> **WORK REQUIRED**
Exactly reproduce each record listed below.

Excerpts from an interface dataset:
****************************************

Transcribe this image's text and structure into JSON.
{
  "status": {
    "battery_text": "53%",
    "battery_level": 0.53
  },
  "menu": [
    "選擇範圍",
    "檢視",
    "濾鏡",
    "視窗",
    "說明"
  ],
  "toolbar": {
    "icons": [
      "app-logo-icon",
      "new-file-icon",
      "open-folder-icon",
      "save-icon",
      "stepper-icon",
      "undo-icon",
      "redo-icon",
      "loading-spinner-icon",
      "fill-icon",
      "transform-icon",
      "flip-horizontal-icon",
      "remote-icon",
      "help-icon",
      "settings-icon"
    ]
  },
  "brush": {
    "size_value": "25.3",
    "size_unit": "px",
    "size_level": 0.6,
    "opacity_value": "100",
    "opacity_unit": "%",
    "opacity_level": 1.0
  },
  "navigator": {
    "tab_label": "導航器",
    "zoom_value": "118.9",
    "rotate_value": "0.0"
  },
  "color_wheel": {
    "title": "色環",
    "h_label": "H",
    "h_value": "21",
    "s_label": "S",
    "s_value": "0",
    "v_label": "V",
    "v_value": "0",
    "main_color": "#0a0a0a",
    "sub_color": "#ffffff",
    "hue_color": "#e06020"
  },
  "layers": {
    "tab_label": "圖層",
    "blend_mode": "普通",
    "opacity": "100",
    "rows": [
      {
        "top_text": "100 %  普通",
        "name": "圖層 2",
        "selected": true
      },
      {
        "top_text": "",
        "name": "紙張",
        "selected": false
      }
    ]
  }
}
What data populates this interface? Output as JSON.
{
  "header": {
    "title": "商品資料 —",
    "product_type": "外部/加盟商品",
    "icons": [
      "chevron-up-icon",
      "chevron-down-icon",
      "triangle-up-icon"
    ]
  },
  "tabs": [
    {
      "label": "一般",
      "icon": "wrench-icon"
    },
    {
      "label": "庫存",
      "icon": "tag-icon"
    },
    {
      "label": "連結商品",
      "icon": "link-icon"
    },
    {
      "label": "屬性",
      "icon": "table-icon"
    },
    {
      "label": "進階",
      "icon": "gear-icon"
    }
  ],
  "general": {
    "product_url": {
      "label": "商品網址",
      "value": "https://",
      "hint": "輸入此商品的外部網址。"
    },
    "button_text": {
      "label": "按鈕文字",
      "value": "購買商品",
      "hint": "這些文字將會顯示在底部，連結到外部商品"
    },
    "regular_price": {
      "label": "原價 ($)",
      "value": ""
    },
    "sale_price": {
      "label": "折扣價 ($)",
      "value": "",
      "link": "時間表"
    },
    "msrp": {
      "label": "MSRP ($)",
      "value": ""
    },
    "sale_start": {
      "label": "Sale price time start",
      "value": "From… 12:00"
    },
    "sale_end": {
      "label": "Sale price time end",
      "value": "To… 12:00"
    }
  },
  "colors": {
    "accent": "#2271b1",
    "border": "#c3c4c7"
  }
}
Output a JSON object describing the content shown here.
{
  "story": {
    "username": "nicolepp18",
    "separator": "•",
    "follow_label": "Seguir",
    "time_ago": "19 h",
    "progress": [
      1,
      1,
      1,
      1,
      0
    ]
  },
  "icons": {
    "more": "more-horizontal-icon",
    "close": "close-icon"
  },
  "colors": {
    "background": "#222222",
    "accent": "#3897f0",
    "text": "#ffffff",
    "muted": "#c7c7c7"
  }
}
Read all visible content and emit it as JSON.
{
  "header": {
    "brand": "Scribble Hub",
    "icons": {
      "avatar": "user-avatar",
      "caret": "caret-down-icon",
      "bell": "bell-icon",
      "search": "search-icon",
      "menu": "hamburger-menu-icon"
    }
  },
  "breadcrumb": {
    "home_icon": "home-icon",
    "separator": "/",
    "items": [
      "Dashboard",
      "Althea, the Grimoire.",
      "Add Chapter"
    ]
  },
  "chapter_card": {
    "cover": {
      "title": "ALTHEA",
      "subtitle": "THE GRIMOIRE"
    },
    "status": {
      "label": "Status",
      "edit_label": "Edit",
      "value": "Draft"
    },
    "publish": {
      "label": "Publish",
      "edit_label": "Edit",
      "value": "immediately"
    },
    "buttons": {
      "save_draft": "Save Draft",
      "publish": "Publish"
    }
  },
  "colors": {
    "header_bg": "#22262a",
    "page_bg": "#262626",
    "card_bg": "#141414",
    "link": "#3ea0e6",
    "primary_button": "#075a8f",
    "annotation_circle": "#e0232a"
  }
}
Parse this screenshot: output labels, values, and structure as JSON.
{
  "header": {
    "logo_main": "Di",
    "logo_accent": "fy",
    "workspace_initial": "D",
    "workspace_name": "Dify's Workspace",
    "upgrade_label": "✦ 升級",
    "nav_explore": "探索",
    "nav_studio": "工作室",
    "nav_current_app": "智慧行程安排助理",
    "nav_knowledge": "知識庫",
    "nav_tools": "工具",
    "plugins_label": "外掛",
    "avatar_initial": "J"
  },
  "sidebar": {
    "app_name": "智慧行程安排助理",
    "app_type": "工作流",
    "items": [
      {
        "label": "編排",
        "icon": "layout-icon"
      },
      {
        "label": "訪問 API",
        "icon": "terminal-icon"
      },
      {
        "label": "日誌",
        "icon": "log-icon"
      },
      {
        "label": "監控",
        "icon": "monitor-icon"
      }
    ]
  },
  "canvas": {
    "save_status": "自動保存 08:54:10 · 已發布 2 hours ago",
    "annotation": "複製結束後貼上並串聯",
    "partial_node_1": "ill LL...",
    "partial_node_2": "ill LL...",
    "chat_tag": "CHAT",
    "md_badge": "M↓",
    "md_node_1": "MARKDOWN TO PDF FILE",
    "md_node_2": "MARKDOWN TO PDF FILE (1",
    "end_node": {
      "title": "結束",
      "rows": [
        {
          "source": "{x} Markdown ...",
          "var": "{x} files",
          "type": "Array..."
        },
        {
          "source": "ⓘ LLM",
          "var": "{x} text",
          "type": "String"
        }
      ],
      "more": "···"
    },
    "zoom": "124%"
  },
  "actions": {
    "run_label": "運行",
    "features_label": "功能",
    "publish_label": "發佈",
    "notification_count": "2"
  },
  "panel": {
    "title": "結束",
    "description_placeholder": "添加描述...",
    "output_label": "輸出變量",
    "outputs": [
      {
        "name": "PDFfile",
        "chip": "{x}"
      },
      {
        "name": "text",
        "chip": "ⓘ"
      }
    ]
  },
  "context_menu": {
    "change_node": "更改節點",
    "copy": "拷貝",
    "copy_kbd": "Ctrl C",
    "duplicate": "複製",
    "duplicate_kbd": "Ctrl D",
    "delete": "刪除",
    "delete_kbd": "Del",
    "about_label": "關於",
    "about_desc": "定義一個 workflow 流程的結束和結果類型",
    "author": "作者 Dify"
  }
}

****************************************

> **ANSWER**
Transcribe this image's text and structure into JSON.
{
  "status": {
    "battery_text": "53%",
    "battery_level": 0.53
  },
  "menu": [
    "選擇範圍",
    "檢視",
    "濾鏡",
    "視窗",
    "說明"
  ],
  "toolbar": {
    "icons": [
      "app-logo-icon",
      "new-file-icon",
      "open-folder-icon",
      "save-icon",
      "stepper-icon",
      "undo-icon",
      "redo-icon",
      "loading-spinner-icon",
      "fill-icon",
      "transform-icon",
      "flip-horizontal-icon",
      "remote-icon",
      "help-icon",
      "settings-icon"
    ]
  },
  "brush": {
    "size_value": "25.3",
    "size_unit": "px",
    "size_level": 0.6,
    "opacity_value": "100",
    "opacity_unit": "%",
    "opacity_level": 1.0
  },
  "navigator": {
    "tab_label": "導航器",
    "zoom_value": "118.9",
    "rotate_value": "0.0"
  },
  "color_wheel": {
    "title": "色環",
    "h_label": "H",
    "h_value": "21",
    "s_label": "S",
    "s_value": "0",
    "v_label": "V",
    "v_value": "0",
    "main_color": "#0a0a0a",
    "sub_color": "#ffffff",
    "hue_color": "#e06020"
  },
  "layers": {
    "tab_label": "圖層",
    "blend_mode": "普通",
    "opacity": "100",
    "rows": [
      {
        "top_text": "100 %  普通",
        "name": "圖層 2",
        "selected": true
      },
      {
        "top_text": "",
        "name": "紙張",
        "selected": false
      }
    ]
  }
}
What data populates this interface? Output as JSON.
{
  "header": {
    "title": "商品資料 —",
    "product_type": "外部/加盟商品",
    "icons": [
      "chevron-up-icon",
      "chevron-down-icon",
      "triangle-up-icon"
    ]
  },
  "tabs": [
    {
      "label": "一般",
      "icon": "wrench-icon"
    },
    {
      "label": "庫存",
      "icon": "tag-icon"
    },
    {
      "label": "連結商品",
      "icon": "link-icon"
    },
    {
      "label": "屬性",
      "icon": "table-icon"
    },
    {
      "label": "進階",
      "icon": "gear-icon"
    }
  ],
  "general": {
    "product_url": {
      "label": "商品網址",
      "value": "https://",
      "hint": "輸入此商品的外部網址。"
    },
    "button_text": {
      "label": "按鈕文字",
      "value": "購買商品",
      "hint": "這些文字將會顯示在底部，連結到外部商品"
    },
    "regular_price": {
      "label": "原價 ($)",
      "value": ""
    },
    "sale_price": {
      "label": "折扣價 ($)",
      "value": "",
      "link": "時間表"
    },
    "msrp": {
      "label": "MSRP ($)",
      "value": ""
    },
    "sale_start": {
      "label": "Sale price time start",
      "value": "From… 12:00"
    },
    "sale_end": {
      "label": "Sale price time end",
      "value": "To… 12:00"
    }
  },
  "colors": {
    "accent": "#2271b1",
    "border": "#c3c4c7"
  }
}
Output a JSON object describing the content shown here.
{
  "story": {
    "username": "nicolepp18",
    "separator": "•",
    "follow_label": "Seguir",
    "time_ago": "19 h",
    "progress": [
      1,
      1,
      1,
      1,
      0
    ]
  },
  "icons": {
    "more": "more-horizontal-icon",
    "close": "close-icon"
  },
  "colors": {
    "background": "#222222",
    "accent": "#3897f0",
    "text": "#ffffff",
    "muted": "#c7c7c7"
  }
}
Read all visible content and emit it as JSON.
{
  "header": {
    "brand": "Scribble Hub",
    "icons": {
      "avatar": "user-avatar",
      "caret": "caret-down-icon",
      "bell": "bell-icon",
      "search": "search-icon",
      "menu": "hamburger-menu-icon"
    }
  },
  "breadcrumb": {
    "home_icon": "home-icon",
    "separator": "/",
    "items": [
      "Dashboard",
      "Althea, the Grimoire.",
      "Add Chapter"
    ]
  },
  "chapter_card": {
    "cover": {
      "title": "ALTHEA",
      "subtitle": "THE GRIMOIRE"
    },
    "status": {
      "label": "Status",
      "edit_label": "Edit",
      "value": "Draft"
    },
    "publish": {
      "label": "Publish",
      "edit_label": "Edit",
      "value": "immediately"
    },
    "buttons": {
      "save_draft": "Save Draft",
      "publish": "Publish"
    }
  },
  "colors": {
    "header_bg": "#22262a",
    "page_bg": "#262626",
    "card_bg": "#141414",
    "link": "#3ea0e6",
    "primary_button": "#075a8f",
    "annotation_circle": "#e0232a"
  }
}
Parse this screenshot: output labels, values, and structure as JSON.
{
  "header": {
    "logo_main": "Di",
    "logo_accent": "fy",
    "workspace_initial": "D",
    "workspace_name": "Dify's Workspace",
    "upgrade_label": "✦ 升級",
    "nav_explore": "探索",
    "nav_studio": "工作室",
    "nav_current_app": "智慧行程安排助理",
    "nav_knowledge": "知識庫",
    "nav_tools": "工具",
    "plugins_label": "外掛",
    "avatar_initial": "J"
  },
  "sidebar": {
    "app_name": "智慧行程安排助理",
    "app_type": "工作流",
    "items": [
      {
        "label": "編排",
        "icon": "layout-icon"
      },
      {
        "label": "訪問 API",
        "icon": "terminal-icon"
      },
      {
        "label": "日誌",
        "icon": "log-icon"
      },
      {
        "label": "監控",
        "icon": "monitor-icon"
      }
    ]
  },
  "canvas": {
    "save_status": "自動保存 08:54:10 · 已發布 2 hours ago",
    "annotation": "複製結束後貼上並串聯",
    "partial_node_1": "ill LL...",
    "partial_node_2": "ill LL...",
    "chat_tag": "CHAT",
    "md_badge": "M↓",
    "md_node_1": "MARKDOWN TO PDF FILE",
    "md_node_2": "MARKDOWN TO PDF FILE (1",
    "end_node": {
      "title": "結束",
      "rows": [
        {
          "source": "{x} Markdown ...",
          "var": "{x} files",
          "type": "Array..."
        },
        {
          "source": "ⓘ LLM",
          "var": "{x} text",
          "type": "String"
        }
      ],
      "more": "···"
    },
    "zoom": "124%"
  },
  "actions": {
    "run_label": "運行",
    "features_label": "功能",
    "publish_label": "發佈",
    "notification_count": "2"
  },
  "panel": {
    "title": "結束",
    "description_placeholder": "添加描述...",
    "output_label": "輸出變量",
    "outputs": [
      {
        "name": "PDFfile",
        "chip": "{x}"
      },
      {
        "name": "text",
        "chip": "ⓘ"
      }
    ]
  },
  "context_menu": {
    "change_node": "更改節點",
    "copy": "拷貝",
    "copy_kbd": "Ctrl C",
    "duplicate": "複製",
    "duplicate_kbd": "Ctrl D",
    "delete": "刪除",
    "delete_kbd": "Del",
    "about_label": "關於",
    "about_desc": "定義一個 workflow 流程的結束和結果類型",
    "author": "作者 Dify"
  }
}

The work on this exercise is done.